Thursday, October 23, 2008

The Mile High Learning Club

When it comes down to it I am glad I talk to the person next to me on every airplane flight I take. Just as Edward Norton says something along these lines in Fight Club, “Everyone I meet while traveling are single-serving friends as you talk, you become friends, and when the plane lands your friendship is over and you both carry on with your separate lives.” There was one time I sat next to a guy with a huge notebook and asked him what the notebook was for. He explained to me that he was an architect and these were the blue prints of his prison. As always, I went to ask the important things as on an airplane people have an interesting desire to be completely honest as you know nobody who knows them so what they tell you cannot come back to haunt them. So of course, if any of you ever end up in the new prison in San Francisco, make sure you pretend you are ill to get transferred to the medical room and then walk to the water fountain by the north exit and run out the door leading to the outside, as this door will always be unlocked and after you run out you will need to hop only one 5-foot fence to get out… You still run the risk of getting hit by snipers, but the architect said that was one’s best bet for a prison break from his prison.

The second most interesting person who I ever talked to on an airplane was this guy who owned an organization that sold water pumps to poor people in Africa. I had this conversation 5 years ago and little did he know, on our flight from Oakland to LAX, he would some up the entire point of William Easterly’s book, The White Man’s Burden. This single serving friend was explaining to me that his goal was to get every poor and starving person this water producing tool so everyone could both have enough drinking water for their family and enough water to grow crops which can be used as food or sold. So being the na├»ve 17-year-old that I was, I asked him if they just gave every African person who wanted a tool, a tool. He laughed at me with a laugh of concern and said that absolutely under no circumstances would he give away his tool for free. Everyone had to buy their own water producing tool. After he explained to me how incredible this tool was as it could draw water up from incredibly far below and make every family who owned this tool exponentially better off as his product was almost essential for everyone to own in the poor regions, I thought it was cruel to not give them away. When he said the device costed $220 dollars a piece, I became angry and thought he was an evil man for trying to make ungodly amounts of money off selling this tool to desperate Africans. At my squawk of, “$220 DOLLARS!!! How can a poor African afford that!?!” he explained that the first $200 of every tool was paid for by his company through donations, but the last $20 the African had to come up with on his own.

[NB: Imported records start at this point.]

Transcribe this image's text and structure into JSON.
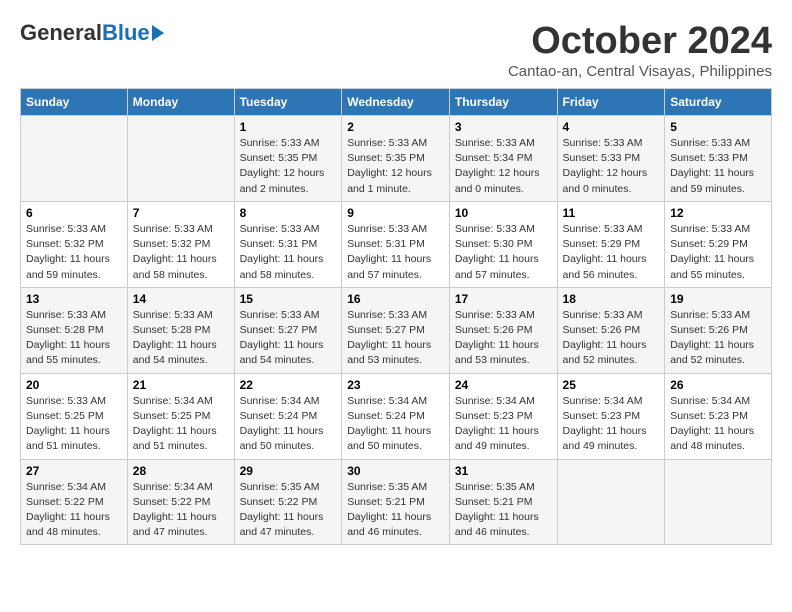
{
  "header": {
    "logo_general": "General",
    "logo_blue": "Blue",
    "month_title": "October 2024",
    "location": "Cantao-an, Central Visayas, Philippines"
  },
  "columns": [
    "Sunday",
    "Monday",
    "Tuesday",
    "Wednesday",
    "Thursday",
    "Friday",
    "Saturday"
  ],
  "weeks": [
    [
      {
        "num": "",
        "detail": ""
      },
      {
        "num": "",
        "detail": ""
      },
      {
        "num": "1",
        "detail": "Sunrise: 5:33 AM\nSunset: 5:35 PM\nDaylight: 12 hours\nand 2 minutes."
      },
      {
        "num": "2",
        "detail": "Sunrise: 5:33 AM\nSunset: 5:35 PM\nDaylight: 12 hours\nand 1 minute."
      },
      {
        "num": "3",
        "detail": "Sunrise: 5:33 AM\nSunset: 5:34 PM\nDaylight: 12 hours\nand 0 minutes."
      },
      {
        "num": "4",
        "detail": "Sunrise: 5:33 AM\nSunset: 5:33 PM\nDaylight: 12 hours\nand 0 minutes."
      },
      {
        "num": "5",
        "detail": "Sunrise: 5:33 AM\nSunset: 5:33 PM\nDaylight: 11 hours\nand 59 minutes."
      }
    ],
    [
      {
        "num": "6",
        "detail": "Sunrise: 5:33 AM\nSunset: 5:32 PM\nDaylight: 11 hours\nand 59 minutes."
      },
      {
        "num": "7",
        "detail": "Sunrise: 5:33 AM\nSunset: 5:32 PM\nDaylight: 11 hours\nand 58 minutes."
      },
      {
        "num": "8",
        "detail": "Sunrise: 5:33 AM\nSunset: 5:31 PM\nDaylight: 11 hours\nand 58 minutes."
      },
      {
        "num": "9",
        "detail": "Sunrise: 5:33 AM\nSunset: 5:31 PM\nDaylight: 11 hours\nand 57 minutes."
      },
      {
        "num": "10",
        "detail": "Sunrise: 5:33 AM\nSunset: 5:30 PM\nDaylight: 11 hours\nand 57 minutes."
      },
      {
        "num": "11",
        "detail": "Sunrise: 5:33 AM\nSunset: 5:29 PM\nDaylight: 11 hours\nand 56 minutes."
      },
      {
        "num": "12",
        "detail": "Sunrise: 5:33 AM\nSunset: 5:29 PM\nDaylight: 11 hours\nand 55 minutes."
      }
    ],
    [
      {
        "num": "13",
        "detail": "Sunrise: 5:33 AM\nSunset: 5:28 PM\nDaylight: 11 hours\nand 55 minutes."
      },
      {
        "num": "14",
        "detail": "Sunrise: 5:33 AM\nSunset: 5:28 PM\nDaylight: 11 hours\nand 54 minutes."
      },
      {
        "num": "15",
        "detail": "Sunrise: 5:33 AM\nSunset: 5:27 PM\nDaylight: 11 hours\nand 54 minutes."
      },
      {
        "num": "16",
        "detail": "Sunrise: 5:33 AM\nSunset: 5:27 PM\nDaylight: 11 hours\nand 53 minutes."
      },
      {
        "num": "17",
        "detail": "Sunrise: 5:33 AM\nSunset: 5:26 PM\nDaylight: 11 hours\nand 53 minutes."
      },
      {
        "num": "18",
        "detail": "Sunrise: 5:33 AM\nSunset: 5:26 PM\nDaylight: 11 hours\nand 52 minutes."
      },
      {
        "num": "19",
        "detail": "Sunrise: 5:33 AM\nSunset: 5:26 PM\nDaylight: 11 hours\nand 52 minutes."
      }
    ],
    [
      {
        "num": "20",
        "detail": "Sunrise: 5:33 AM\nSunset: 5:25 PM\nDaylight: 11 hours\nand 51 minutes."
      },
      {
        "num": "21",
        "detail": "Sunrise: 5:34 AM\nSunset: 5:25 PM\nDaylight: 11 hours\nand 51 minutes."
      },
      {
        "num": "22",
        "detail": "Sunrise: 5:34 AM\nSunset: 5:24 PM\nDaylight: 11 hours\nand 50 minutes."
      },
      {
        "num": "23",
        "detail": "Sunrise: 5:34 AM\nSunset: 5:24 PM\nDaylight: 11 hours\nand 50 minutes."
      },
      {
        "num": "24",
        "detail": "Sunrise: 5:34 AM\nSunset: 5:23 PM\nDaylight: 11 hours\nand 49 minutes."
      },
      {
        "num": "25",
        "detail": "Sunrise: 5:34 AM\nSunset: 5:23 PM\nDaylight: 11 hours\nand 49 minutes."
      },
      {
        "num": "26",
        "detail": "Sunrise: 5:34 AM\nSunset: 5:23 PM\nDaylight: 11 hours\nand 48 minutes."
      }
    ],
    [
      {
        "num": "27",
        "detail": "Sunrise: 5:34 AM\nSunset: 5:22 PM\nDaylight: 11 hours\nand 48 minutes."
      },
      {
        "num": "28",
        "detail": "Sunrise: 5:34 AM\nSunset: 5:22 PM\nDaylight: 11 hours\nand 47 minutes."
      },
      {
        "num": "29",
        "detail": "Sunrise: 5:35 AM\nSunset: 5:22 PM\nDaylight: 11 hours\nand 47 minutes."
      },
      {
        "num": "30",
        "detail": "Sunrise: 5:35 AM\nSunset: 5:21 PM\nDaylight: 11 hours\nand 46 minutes."
      },
      {
        "num": "31",
        "detail": "Sunrise: 5:35 AM\nSunset: 5:21 PM\nDaylight: 11 hours\nand 46 minutes."
      },
      {
        "num": "",
        "detail": ""
      },
      {
        "num": "",
        "detail": ""
      }
    ]
  ]
}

So at this moment I no longer believed him to be an evil man, but simply a stupid one, as I asked, “Well why don’t you raise $20 more per person?” While I expected and answer along the lines of, “If I did that how could I determine who gets one and who doesn’t,” his actual answer made me believe that I was sitting in the presence of a shear genius. One who could some up Easterly’s book in the remaining twenty minutes of the flight. This man stated that they could easily raise enough money to provide countless people with these water pumps and in fact we did that in our early years of being an organization. He would explain that what he found was that when someone was gifted with a water pump they would often misplace it, break it, or sell it and then ask for a new one. Even people who didn’t pawn off their water pump, often did little work with it and never achieved the achievable results. However, when he made someone pay $20 for the water pump, which he explained to me is generally an entire months wages and therefore along the lines of a year of saving, the new proud owner of this water pump cherished his farming tool and would never let anything happen to it, he would work vigourously to achieve the full potential of this tools capability, and this shocking difference is all due to the fact that this person had to sacrifice so much to get this tool that he truly understood its value. In the end, I believe the main point of my single-serving friend and Easterly is that if you give someone something they take it for granted and do not respect it. Just as if you give a man a fish he will not be hungry for a day, but if you teach a man to fish, he will not be hungry the rest of his life. If you make a person work hard for the things that will benefit their life, when they can finally afford them they will fully take advantage of their situation as they take pride in the opportunity that he or she created, through hard work and determination.

1 comment:

  1. I'm not sure if you realize that in this post you are drawing an analogy between pets (animals) and human beings. This is an accidental mistake of belittlement--perhaps one you would like to edit.